Of smackdowns and tire irons. Daily Howler Bob Somerby alluded to this yesterday and promises more today. No doubt the Incomparable One's take will be worth reading, but in the meantime, here's what he's talking about.
On Wednesday, Chris Matthews, the host of MSNBC's Hardball, ended his program with a brief discussion of the Globe's decision to suspend sports columnist Bob Ryan for a month. Ryan, as you may recall, said on a television program that he would like to "smack" Joumana Kidd, the wife of New Jersey Nets star Jason Kidd, and then dug himself into a deeper hole by declining several entreaties to take it back.
Matthews had two guests with him -- Katrina vanden Heuvel, editor of the Nation, and Michael Graham, a right-wing radio talk-show host whom I had never heard of before.
Vanden Heuvel said that "as a woman" she found Ryan's remarks "offensive, cruel, ignorant," but added, "As an editor, it bothers me that a newspaper would suspend a columnist" -- surprising only until you remember that she must put up with Alexander Cockburn.
But then Graham went off. Roll the transcript (it's at the very end):
I'm not a woman or an editor.

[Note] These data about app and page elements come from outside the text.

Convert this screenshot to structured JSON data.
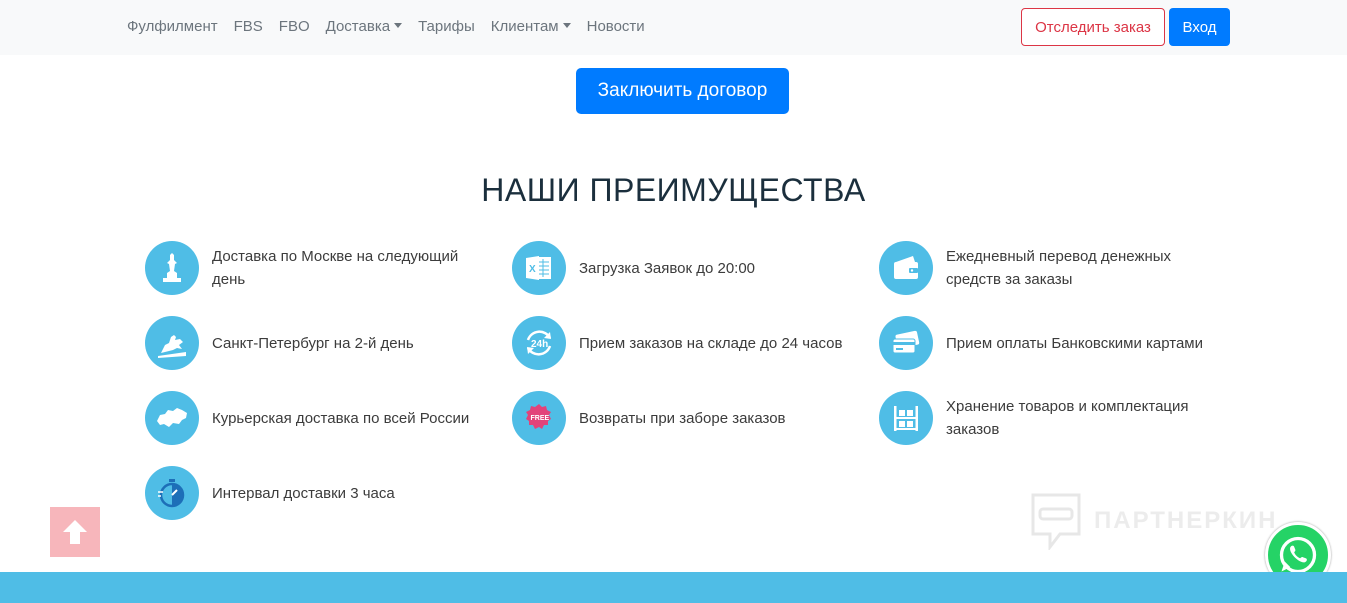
{
  "nav": {
    "links": [
      {
        "label": "Фулфилмент",
        "dropdown": false
      },
      {
        "label": "FBS",
        "dropdown": false
      },
      {
        "label": "FBO",
        "dropdown": false
      },
      {
        "label": "Доставка",
        "dropdown": true
      },
      {
        "label": "Тарифы",
        "dropdown": false
      },
      {
        "label": "Клиентам",
        "dropdown": true
      },
      {
        "label": "Новости",
        "dropdown": false
      }
    ],
    "track_label": "Отследить заказ",
    "login_label": "Вход"
  },
  "contract_label": "Заключить договор",
  "section_title": "НАШИ ПРЕИМУЩЕСТВА",
  "features": [
    {
      "text": "Доставка по Москве на следующий день",
      "icon": "monument-icon"
    },
    {
      "text": "Загрузка Заявок до 20:00",
      "icon": "excel-icon"
    },
    {
      "text": "Ежедневный перевод денежных средств за заказы",
      "icon": "wallet-icon"
    },
    {
      "text": "Санкт-Петербург на 2-й день",
      "icon": "horseman-icon"
    },
    {
      "text": "Прием заказов на складе до 24 часов",
      "icon": "24h-icon"
    },
    {
      "text": "Прием оплаты Банковскими картами",
      "icon": "card-icon"
    },
    {
      "text": "Курьерская доставка по всей России",
      "icon": "russia-map-icon"
    },
    {
      "text": "Возвраты при заборе заказов",
      "icon": "free-badge-icon"
    },
    {
      "text": "Хранение товаров и комплектация заказов",
      "icon": "shelves-icon"
    },
    {
      "text": "Интервал доставки 3 часа",
      "icon": "stopwatch-icon"
    }
  ],
  "watermark_text": "ПАРТНЕРКИН",
  "colors": {
    "accent": "#007bff",
    "feature_circle": "#4fbde6",
    "danger": "#dc3545"
  }
}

But as a human being, I found the line a joke. It was a joke. It was just an off-the-cuff comment. Anyone listening to Hillary Rodham in her speech last week about patriotism, that screaming, screeching fingernail, I wanted to bludgeon her with a tire iron. That's what I wanted to do.
Of course, Graham's gutter talk, reprehensible though it is, is hardly atypical these days. Ryan doesn't deserve to go around with a scarlet "S" on his chest for the rest of his career, but he does deserve to do his penance and serve as an example.
Maybe the most impressive thing about the Globe's decision to come down harshly on Ryan is the paper's willingness to go against the cultural tide.
And to Ryan's credit, his comments to USA Today show that even though he was blown away by the length of his suspension, he definitely gets it.